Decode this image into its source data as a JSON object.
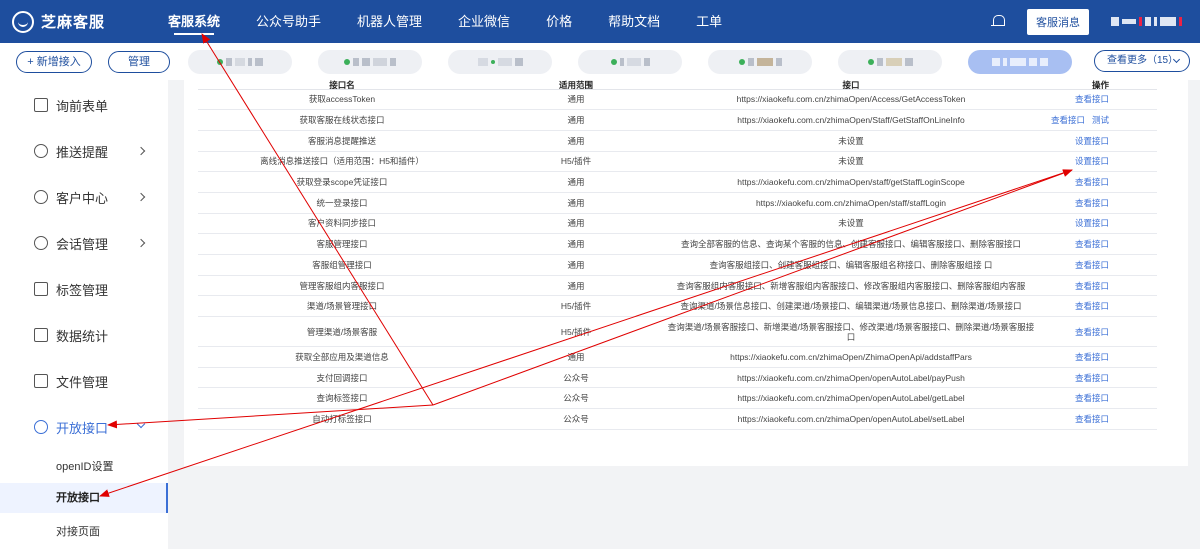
{
  "brand": {
    "name": "芝麻客服"
  },
  "nav": {
    "items": [
      {
        "label": "客服系统",
        "active": true
      },
      {
        "label": "公众号助手",
        "active": false
      },
      {
        "label": "机器人管理",
        "active": false
      },
      {
        "label": "企业微信",
        "active": false
      },
      {
        "label": "价格",
        "active": false
      },
      {
        "label": "帮助文档",
        "active": false
      },
      {
        "label": "工单",
        "active": false
      }
    ],
    "bell_icon": "bell-icon",
    "message_button": "客服消息"
  },
  "channelbar": {
    "add_label": "+ 新增接入",
    "manage_label": "管理",
    "more_label": "查看更多（15）"
  },
  "sidebar": {
    "items": [
      {
        "label": "询前表单",
        "icon": "form-icon",
        "has_arrow": false
      },
      {
        "label": "推送提醒",
        "icon": "bell-icon",
        "has_arrow": true
      },
      {
        "label": "客户中心",
        "icon": "users-icon",
        "has_arrow": true
      },
      {
        "label": "会话管理",
        "icon": "chat-icon",
        "has_arrow": true
      },
      {
        "label": "标签管理",
        "icon": "tag-icon",
        "has_arrow": false
      },
      {
        "label": "数据统计",
        "icon": "chart-icon",
        "has_arrow": false
      },
      {
        "label": "文件管理",
        "icon": "folder-icon",
        "has_arrow": false
      },
      {
        "label": "开放接口",
        "icon": "api-icon",
        "has_arrow": true
      }
    ],
    "subitems": [
      {
        "label": "openID设置",
        "active": false
      },
      {
        "label": "开放接口",
        "active": true
      },
      {
        "label": "对接页面",
        "active": false
      }
    ]
  },
  "table": {
    "headers": [
      "接口名",
      "适用范围",
      "接口",
      "操作"
    ],
    "rows": [
      {
        "name": "获取accessToken",
        "scope": "通用",
        "endpoint": "https://xiaokefu.com.cn/zhimaOpen/Access/GetAccessToken",
        "ops": [
          "查看接口"
        ]
      },
      {
        "name": "获取客服在线状态接口",
        "scope": "通用",
        "endpoint": "https://xiaokefu.com.cn/zhimaOpen/Staff/GetStaffOnLineInfo",
        "ops": [
          "查看接口",
          "测试"
        ]
      },
      {
        "name": "客服消息提醒推送",
        "scope": "通用",
        "endpoint": "未设置",
        "ops": [
          "设置接口"
        ]
      },
      {
        "name": "离线消息推送接口（适用范围：H5和插件）",
        "scope": "H5/插件",
        "endpoint": "未设置",
        "ops": [
          "设置接口"
        ]
      },
      {
        "name": "获取登录scope凭证接口",
        "scope": "通用",
        "endpoint": "https://xiaokefu.com.cn/zhimaOpen/staff/getStaffLoginScope",
        "ops": [
          "查看接口"
        ]
      },
      {
        "name": "统一登录接口",
        "scope": "通用",
        "endpoint": "https://xiaokefu.com.cn/zhimaOpen/staff/staffLogin",
        "ops": [
          "查看接口"
        ]
      },
      {
        "name": "客户资料同步接口",
        "scope": "通用",
        "endpoint": "未设置",
        "ops": [
          "设置接口"
        ]
      },
      {
        "name": "客服管理接口",
        "scope": "通用",
        "endpoint": "查询全部客服的信息、查询某个客服的信息、创建客服接口、编辑客服接口、删除客服接口",
        "ops": [
          "查看接口"
        ]
      },
      {
        "name": "客服组管理接口",
        "scope": "通用",
        "endpoint": "查询客服组接口、创建客服组接口、编辑客服组名称接口、删除客服组接 口",
        "ops": [
          "查看接口"
        ]
      },
      {
        "name": "管理客服组内客服接口",
        "scope": "通用",
        "endpoint": "查询客服组内客服接口、新增客服组内客服接口、修改客服组内客服接口、删除客服组内客服",
        "ops": [
          "查看接口"
        ]
      },
      {
        "name": "渠道/场景管理接口",
        "scope": "H5/插件",
        "endpoint": "查询渠道/场景信息接口、创建渠道/场景接口、编辑渠道/场景信息接口、删除渠道/场景接口",
        "ops": [
          "查看接口"
        ]
      },
      {
        "name": "管理渠道/场景客服",
        "scope": "H5/插件",
        "endpoint": "查询渠道/场景客服接口、新增渠道/场景客服接口、修改渠道/场景客服接口、删除渠道/场景客服接口",
        "ops": [
          "查看接口"
        ],
        "tall": true
      },
      {
        "name": "获取全部应用及渠道信息",
        "scope": "通用",
        "endpoint": "https://xiaokefu.com.cn/zhimaOpen/ZhimaOpenApi/addstaffPars",
        "ops": [
          "查看接口"
        ]
      },
      {
        "name": "支付回调接口",
        "scope": "公众号",
        "endpoint": "https://xiaokefu.com.cn/zhimaOpen/openAutoLabel/payPush",
        "ops": [
          "查看接口"
        ]
      },
      {
        "name": "查询标签接口",
        "scope": "公众号",
        "endpoint": "https://xiaokefu.com.cn/zhimaOpen/openAutoLabel/getLabel",
        "ops": [
          "查看接口"
        ]
      },
      {
        "name": "自动打标签接口",
        "scope": "公众号",
        "endpoint": "https://xiaokefu.com.cn/zhimaOpen/openAutoLabel/setLabel",
        "ops": [
          "查看接口"
        ]
      }
    ]
  },
  "colors": {
    "nav_bg": "#1e4e9e",
    "accent": "#3b6fd6",
    "annotation": "#e00000"
  }
}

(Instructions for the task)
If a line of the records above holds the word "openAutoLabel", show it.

(Result of this task)
        "endpoint": "https://xiaokefu.com.cn/zhimaOpen/openAutoLabel/payPush",
        "endpoint": "https://xiaokefu.com.cn/zhimaOpen/openAutoLabel/getLabel",
        "endpoint": "https://xiaokefu.com.cn/zhimaOpen/openAutoLabel/setLabel",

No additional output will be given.